INPUT MATERIAL: Begin

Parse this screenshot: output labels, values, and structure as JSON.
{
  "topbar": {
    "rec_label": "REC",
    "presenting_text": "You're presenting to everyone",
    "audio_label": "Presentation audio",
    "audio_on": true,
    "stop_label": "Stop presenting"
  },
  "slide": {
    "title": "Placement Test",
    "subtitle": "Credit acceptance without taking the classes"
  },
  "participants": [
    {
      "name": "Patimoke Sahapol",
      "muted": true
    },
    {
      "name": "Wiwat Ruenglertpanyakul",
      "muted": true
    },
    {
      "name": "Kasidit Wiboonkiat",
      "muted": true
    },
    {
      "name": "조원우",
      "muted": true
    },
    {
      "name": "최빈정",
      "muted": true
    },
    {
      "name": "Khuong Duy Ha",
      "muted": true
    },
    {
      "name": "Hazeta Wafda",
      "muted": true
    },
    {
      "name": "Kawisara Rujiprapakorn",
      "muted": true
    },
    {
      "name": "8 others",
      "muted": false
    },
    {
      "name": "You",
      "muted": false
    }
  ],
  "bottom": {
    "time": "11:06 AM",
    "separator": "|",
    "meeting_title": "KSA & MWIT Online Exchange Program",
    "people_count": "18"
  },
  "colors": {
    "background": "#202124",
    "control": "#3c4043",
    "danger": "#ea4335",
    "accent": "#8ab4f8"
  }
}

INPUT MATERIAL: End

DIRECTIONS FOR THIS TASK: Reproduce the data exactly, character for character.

YOUR RESPONSE:
Parse this screenshot: output labels, values, and structure as JSON.
{
  "topbar": {
    "rec_label": "REC",
    "presenting_text": "You're presenting to everyone",
    "audio_label": "Presentation audio",
    "audio_on": true,
    "stop_label": "Stop presenting"
  },
  "slide": {
    "title": "Placement Test",
    "subtitle": "Credit acceptance without taking the classes"
  },
  "participants": [
    {
      "name": "Patimoke Sahapol",
      "muted": true
    },
    {
      "name": "Wiwat Ruenglertpanyakul",
      "muted": true
    },
    {
      "name": "Kasidit Wiboonkiat",
      "muted": true
    },
    {
      "name": "조원우",
      "muted": true
    },
    {
      "name": "최빈정",
      "muted": true
    },
    {
      "name": "Khuong Duy Ha",
      "muted": true
    },
    {
      "name": "Hazeta Wafda",
      "muted": true
    },
    {
      "name": "Kawisara Rujiprapakorn",
      "muted": true
    },
    {
      "name": "8 others",
      "muted": false
    },
    {
      "name": "You",
      "muted": false
    }
  ],
  "bottom": {
    "time": "11:06 AM",
    "separator": "|",
    "meeting_title": "KSA & MWIT Online Exchange Program",
    "people_count": "18"
  },
  "colors": {
    "background": "#202124",
    "control": "#3c4043",
    "danger": "#ea4335",
    "accent": "#8ab4f8"
  }
}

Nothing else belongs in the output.